◆ TASK GOAL
Word for word, restate the records that appear below.

◆ GIVEN RECORDS
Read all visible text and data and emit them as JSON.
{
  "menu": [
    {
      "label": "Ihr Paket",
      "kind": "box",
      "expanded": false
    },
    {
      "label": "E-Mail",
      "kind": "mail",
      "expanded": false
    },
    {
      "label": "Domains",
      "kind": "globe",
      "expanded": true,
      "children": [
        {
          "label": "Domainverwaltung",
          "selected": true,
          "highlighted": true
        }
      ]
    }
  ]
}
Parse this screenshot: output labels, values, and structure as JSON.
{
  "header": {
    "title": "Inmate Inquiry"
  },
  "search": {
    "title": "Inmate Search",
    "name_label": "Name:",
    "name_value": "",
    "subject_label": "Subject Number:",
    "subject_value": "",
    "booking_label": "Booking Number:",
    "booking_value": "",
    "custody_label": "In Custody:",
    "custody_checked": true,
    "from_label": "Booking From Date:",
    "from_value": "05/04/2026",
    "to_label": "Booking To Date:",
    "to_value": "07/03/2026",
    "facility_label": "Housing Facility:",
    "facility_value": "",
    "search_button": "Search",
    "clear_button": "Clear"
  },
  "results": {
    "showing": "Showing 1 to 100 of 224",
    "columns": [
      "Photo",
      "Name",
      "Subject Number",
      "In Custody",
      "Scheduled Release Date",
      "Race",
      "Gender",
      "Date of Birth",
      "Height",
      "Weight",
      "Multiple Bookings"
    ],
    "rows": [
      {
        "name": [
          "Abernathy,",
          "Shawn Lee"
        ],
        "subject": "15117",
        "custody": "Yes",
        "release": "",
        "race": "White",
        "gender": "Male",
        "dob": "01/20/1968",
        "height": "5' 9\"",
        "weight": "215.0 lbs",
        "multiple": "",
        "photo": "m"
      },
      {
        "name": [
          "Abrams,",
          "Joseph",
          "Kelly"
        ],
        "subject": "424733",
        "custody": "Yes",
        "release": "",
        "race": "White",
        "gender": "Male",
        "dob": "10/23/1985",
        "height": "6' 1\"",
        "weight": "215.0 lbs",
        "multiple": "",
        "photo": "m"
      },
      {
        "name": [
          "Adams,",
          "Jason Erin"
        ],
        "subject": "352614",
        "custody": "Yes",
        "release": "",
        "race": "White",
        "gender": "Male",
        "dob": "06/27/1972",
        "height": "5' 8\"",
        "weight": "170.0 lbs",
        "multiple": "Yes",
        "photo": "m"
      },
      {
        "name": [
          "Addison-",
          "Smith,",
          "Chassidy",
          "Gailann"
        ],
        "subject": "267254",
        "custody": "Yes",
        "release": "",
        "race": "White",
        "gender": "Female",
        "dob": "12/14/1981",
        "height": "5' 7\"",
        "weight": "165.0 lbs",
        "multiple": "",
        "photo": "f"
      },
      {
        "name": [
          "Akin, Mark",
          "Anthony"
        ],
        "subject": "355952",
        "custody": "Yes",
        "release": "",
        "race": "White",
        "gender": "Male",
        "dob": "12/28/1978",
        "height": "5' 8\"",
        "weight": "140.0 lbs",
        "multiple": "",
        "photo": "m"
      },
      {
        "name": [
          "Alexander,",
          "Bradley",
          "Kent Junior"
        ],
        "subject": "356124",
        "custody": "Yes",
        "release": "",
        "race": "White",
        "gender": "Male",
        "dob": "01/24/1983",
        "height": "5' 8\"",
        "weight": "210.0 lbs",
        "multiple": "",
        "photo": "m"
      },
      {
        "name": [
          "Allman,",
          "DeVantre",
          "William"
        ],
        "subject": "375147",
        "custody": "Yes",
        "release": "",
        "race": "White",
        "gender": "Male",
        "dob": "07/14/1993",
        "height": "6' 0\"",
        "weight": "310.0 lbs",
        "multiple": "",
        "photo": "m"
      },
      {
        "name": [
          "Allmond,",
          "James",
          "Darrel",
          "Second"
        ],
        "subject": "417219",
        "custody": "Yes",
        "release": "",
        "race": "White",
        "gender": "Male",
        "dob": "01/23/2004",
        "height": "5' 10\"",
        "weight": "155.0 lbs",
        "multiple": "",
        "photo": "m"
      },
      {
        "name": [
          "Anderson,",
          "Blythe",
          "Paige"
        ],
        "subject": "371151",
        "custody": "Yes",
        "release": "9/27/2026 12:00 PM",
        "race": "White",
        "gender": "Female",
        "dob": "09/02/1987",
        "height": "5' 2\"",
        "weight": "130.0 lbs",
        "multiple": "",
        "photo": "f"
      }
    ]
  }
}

◆ RESULT FOR THIS EXERCISE
Read all visible text and data and emit them as JSON.
{
  "menu": [
    {
      "label": "Ihr Paket",
      "kind": "box",
      "expanded": false
    },
    {
      "label": "E-Mail",
      "kind": "mail",
      "expanded": false
    },
    {
      "label": "Domains",
      "kind": "globe",
      "expanded": true,
      "children": [
        {
          "label": "Domainverwaltung",
          "selected": true,
          "highlighted": true
        }
      ]
    }
  ]
}
Parse this screenshot: output labels, values, and structure as JSON.
{
  "header": {
    "title": "Inmate Inquiry"
  },
  "search": {
    "title": "Inmate Search",
    "name_label": "Name:",
    "name_value": "",
    "subject_label": "Subject Number:",
    "subject_value": "",
    "booking_label": "Booking Number:",
    "booking_value": "",
    "custody_label": "In Custody:",
    "custody_checked": true,
    "from_label": "Booking From Date:",
    "from_value": "05/04/2026",
    "to_label": "Booking To Date:",
    "to_value": "07/03/2026",
    "facility_label": "Housing Facility:",
    "facility_value": "",
    "search_button": "Search",
    "clear_button": "Clear"
  },
  "results": {
    "showing": "Showing 1 to 100 of 224",
    "columns": [
      "Photo",
      "Name",
      "Subject Number",
      "In Custody",
      "Scheduled Release Date",
      "Race",
      "Gender",
      "Date of Birth",
      "Height",
      "Weight",
      "Multiple Bookings"
    ],
    "rows": [
      {
        "name": [
          "Abernathy,",
          "Shawn Lee"
        ],
        "subject": "15117",
        "custody": "Yes",
        "release": "",
        "race": "White",
        "gender": "Male",
        "dob": "01/20/1968",
        "height": "5' 9\"",
        "weight": "215.0 lbs",
        "multiple": "",
        "photo": "m"
      },
      {
        "name": [
          "Abrams,",
          "Joseph",
          "Kelly"
        ],
        "subject": "424733",
        "custody": "Yes",
        "release": "",
        "race": "White",
        "gender": "Male",
        "dob": "10/23/1985",
        "height": "6' 1\"",
        "weight": "215.0 lbs",
        "multiple": "",
        "photo": "m"
      },
      {
        "name": [
          "Adams,",
          "Jason Erin"
        ],
        "subject": "352614",
        "custody": "Yes",
        "release": "",
        "race": "White",
        "gender": "Male",
        "dob": "06/27/1972",
        "height": "5' 8\"",
        "weight": "170.0 lbs",
        "multiple": "Yes",
        "photo": "m"
      },
      {
        "name": [
          "Addison-",
          "Smith,",
          "Chassidy",
          "Gailann"
        ],
        "subject": "267254",
        "custody": "Yes",
        "release": "",
        "race": "White",
        "gender": "Female",
        "dob": "12/14/1981",
        "height": "5' 7\"",
        "weight": "165.0 lbs",
        "multiple": "",
        "photo": "f"
      },
      {
        "name": [
          "Akin, Mark",
          "Anthony"
        ],
        "subject": "355952",
        "custody": "Yes",
        "release": "",
        "race": "White",
        "gender": "Male",
        "dob": "12/28/1978",
        "height": "5' 8\"",
        "weight": "140.0 lbs",
        "multiple": "",
        "photo": "m"
      },
      {
        "name": [
          "Alexander,",
          "Bradley",
          "Kent Junior"
        ],
        "subject": "356124",
        "custody": "Yes",
        "release": "",
        "race": "White",
        "gender": "Male",
        "dob": "01/24/1983",
        "height": "5' 8\"",
        "weight": "210.0 lbs",
        "multiple": "",
        "photo": "m"
      },
      {
        "name": [
          "Allman,",
          "DeVantre",
          "William"
        ],
        "subject": "375147",
        "custody": "Yes",
        "release": "",
        "race": "White",
        "gender": "Male",
        "dob": "07/14/1993",
        "height": "6' 0\"",
        "weight": "310.0 lbs",
        "multiple": "",
        "photo": "m"
      },
      {
        "name": [
          "Allmond,",
          "James",
          "Darrel",
          "Second"
        ],
        "subject": "417219",
        "custody": "Yes",
        "release": "",
        "race": "White",
        "gender": "Male",
        "dob": "01/23/2004",
        "height": "5' 10\"",
        "weight": "155.0 lbs",
        "multiple": "",
        "photo": "m"
      },
      {
        "name": [
          "Anderson,",
          "Blythe",
          "Paige"
        ],
        "subject": "371151",
        "custody": "Yes",
        "release": "9/27/2026 12:00 PM",
        "race": "White",
        "gender": "Female",
        "dob": "09/02/1987",
        "height": "5' 2\"",
        "weight": "130.0 lbs",
        "multiple": "",
        "photo": "f"
      }
    ]
  }
}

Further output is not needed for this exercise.